## Your instructions
Locate every line below that contains the word "text" and copy it.

Start of Entries shown

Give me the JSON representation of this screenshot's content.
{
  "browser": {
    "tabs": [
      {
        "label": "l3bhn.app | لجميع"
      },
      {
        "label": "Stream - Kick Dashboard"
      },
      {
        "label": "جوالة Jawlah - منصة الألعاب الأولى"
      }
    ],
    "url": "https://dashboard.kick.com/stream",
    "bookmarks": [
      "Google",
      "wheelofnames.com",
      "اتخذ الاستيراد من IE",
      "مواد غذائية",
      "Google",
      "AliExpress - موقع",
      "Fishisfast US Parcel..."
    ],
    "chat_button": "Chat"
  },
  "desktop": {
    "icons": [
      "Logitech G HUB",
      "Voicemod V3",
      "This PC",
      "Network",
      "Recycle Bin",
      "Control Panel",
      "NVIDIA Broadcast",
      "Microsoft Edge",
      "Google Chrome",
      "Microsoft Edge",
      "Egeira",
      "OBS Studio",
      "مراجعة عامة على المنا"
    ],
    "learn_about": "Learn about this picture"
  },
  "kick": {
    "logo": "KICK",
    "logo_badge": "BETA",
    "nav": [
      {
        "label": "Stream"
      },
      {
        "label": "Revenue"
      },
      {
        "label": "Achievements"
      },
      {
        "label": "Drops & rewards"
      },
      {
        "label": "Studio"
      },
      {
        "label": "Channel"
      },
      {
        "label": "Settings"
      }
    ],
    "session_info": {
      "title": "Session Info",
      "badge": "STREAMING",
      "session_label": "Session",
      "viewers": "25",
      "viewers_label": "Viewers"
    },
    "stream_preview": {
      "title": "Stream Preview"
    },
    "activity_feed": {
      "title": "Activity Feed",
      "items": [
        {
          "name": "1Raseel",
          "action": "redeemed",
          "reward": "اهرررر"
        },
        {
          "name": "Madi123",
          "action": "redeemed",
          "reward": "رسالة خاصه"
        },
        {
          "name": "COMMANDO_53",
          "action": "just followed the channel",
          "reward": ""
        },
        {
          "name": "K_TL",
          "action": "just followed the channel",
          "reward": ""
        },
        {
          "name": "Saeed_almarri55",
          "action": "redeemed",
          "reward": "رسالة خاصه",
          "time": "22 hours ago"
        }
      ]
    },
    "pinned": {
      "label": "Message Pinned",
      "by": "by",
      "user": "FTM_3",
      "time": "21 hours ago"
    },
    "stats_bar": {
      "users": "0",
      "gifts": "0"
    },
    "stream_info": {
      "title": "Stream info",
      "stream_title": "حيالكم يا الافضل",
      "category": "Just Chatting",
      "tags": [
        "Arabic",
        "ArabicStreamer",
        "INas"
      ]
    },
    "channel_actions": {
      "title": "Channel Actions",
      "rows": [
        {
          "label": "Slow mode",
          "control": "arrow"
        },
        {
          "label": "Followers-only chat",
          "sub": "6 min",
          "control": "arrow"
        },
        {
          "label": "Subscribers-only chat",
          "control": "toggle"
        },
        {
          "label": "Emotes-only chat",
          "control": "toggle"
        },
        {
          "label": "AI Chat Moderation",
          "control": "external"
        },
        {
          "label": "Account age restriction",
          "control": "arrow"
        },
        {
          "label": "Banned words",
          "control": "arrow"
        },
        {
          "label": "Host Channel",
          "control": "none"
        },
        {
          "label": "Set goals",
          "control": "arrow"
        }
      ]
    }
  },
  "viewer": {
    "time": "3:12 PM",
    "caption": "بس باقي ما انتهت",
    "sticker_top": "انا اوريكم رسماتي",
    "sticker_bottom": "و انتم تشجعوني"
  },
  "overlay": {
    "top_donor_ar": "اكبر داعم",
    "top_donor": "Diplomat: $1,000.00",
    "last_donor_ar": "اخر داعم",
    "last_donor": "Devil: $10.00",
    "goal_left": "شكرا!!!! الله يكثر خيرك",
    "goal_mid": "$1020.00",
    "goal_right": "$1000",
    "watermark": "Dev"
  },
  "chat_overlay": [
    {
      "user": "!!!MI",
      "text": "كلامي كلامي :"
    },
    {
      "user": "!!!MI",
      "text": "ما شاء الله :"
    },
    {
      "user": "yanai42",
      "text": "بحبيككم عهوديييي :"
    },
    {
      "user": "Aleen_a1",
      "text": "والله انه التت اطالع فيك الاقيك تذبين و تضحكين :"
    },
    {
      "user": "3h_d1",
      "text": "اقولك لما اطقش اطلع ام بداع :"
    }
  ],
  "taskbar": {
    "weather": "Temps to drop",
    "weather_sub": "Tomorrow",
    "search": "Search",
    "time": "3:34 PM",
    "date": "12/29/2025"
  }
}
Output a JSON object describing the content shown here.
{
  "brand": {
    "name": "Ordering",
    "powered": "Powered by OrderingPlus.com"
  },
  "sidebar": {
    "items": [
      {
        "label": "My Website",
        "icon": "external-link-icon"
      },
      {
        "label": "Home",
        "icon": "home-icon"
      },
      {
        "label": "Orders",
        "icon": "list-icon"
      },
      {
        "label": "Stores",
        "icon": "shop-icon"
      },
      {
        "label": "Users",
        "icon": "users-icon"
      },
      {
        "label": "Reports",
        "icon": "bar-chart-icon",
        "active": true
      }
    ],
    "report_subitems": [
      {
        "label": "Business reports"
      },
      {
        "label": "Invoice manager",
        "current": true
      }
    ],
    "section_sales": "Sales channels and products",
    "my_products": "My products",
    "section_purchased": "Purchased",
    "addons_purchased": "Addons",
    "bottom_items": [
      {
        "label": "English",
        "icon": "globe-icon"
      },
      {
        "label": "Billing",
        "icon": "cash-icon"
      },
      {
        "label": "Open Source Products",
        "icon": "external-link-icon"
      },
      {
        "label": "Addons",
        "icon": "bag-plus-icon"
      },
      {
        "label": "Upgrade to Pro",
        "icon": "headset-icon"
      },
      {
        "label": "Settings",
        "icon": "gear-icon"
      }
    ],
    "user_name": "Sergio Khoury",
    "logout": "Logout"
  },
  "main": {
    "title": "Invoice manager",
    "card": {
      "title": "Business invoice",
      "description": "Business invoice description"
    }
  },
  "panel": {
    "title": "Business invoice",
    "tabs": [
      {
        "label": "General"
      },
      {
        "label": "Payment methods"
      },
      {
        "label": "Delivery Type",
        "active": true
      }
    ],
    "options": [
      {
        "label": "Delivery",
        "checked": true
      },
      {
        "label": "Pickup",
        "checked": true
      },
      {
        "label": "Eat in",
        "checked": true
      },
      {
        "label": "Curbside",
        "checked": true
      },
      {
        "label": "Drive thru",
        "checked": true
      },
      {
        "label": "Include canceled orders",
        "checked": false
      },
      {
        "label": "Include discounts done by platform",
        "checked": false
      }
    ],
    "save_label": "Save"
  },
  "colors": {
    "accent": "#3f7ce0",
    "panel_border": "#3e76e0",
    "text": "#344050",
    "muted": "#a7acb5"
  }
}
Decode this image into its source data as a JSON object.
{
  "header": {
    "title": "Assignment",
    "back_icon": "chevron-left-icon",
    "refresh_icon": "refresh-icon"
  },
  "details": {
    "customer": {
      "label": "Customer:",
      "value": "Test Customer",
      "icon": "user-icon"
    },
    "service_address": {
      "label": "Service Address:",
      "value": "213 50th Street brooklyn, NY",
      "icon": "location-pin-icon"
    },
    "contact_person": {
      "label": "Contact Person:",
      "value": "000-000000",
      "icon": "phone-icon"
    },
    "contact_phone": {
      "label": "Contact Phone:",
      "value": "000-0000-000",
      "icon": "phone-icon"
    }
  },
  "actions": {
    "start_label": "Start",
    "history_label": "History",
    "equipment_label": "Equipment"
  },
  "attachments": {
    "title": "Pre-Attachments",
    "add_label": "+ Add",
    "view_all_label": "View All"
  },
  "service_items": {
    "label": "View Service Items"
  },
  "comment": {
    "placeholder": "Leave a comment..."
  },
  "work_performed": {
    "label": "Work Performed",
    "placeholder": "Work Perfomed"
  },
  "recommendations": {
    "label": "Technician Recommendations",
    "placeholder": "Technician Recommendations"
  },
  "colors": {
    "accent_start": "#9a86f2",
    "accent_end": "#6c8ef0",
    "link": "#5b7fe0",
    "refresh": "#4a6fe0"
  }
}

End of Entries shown

## Final answer
      "text": "كلامي كلامي :"
      "text": "ما شاء الله :"
      "text": "بحبيككم عهوديييي :"
      "text": "والله انه التت اطالع فيك الاقيك تذبين و تضحكين :"
      "text": "اقولك لما اطقش اطلع ام بداع :"
    "text": "#344050",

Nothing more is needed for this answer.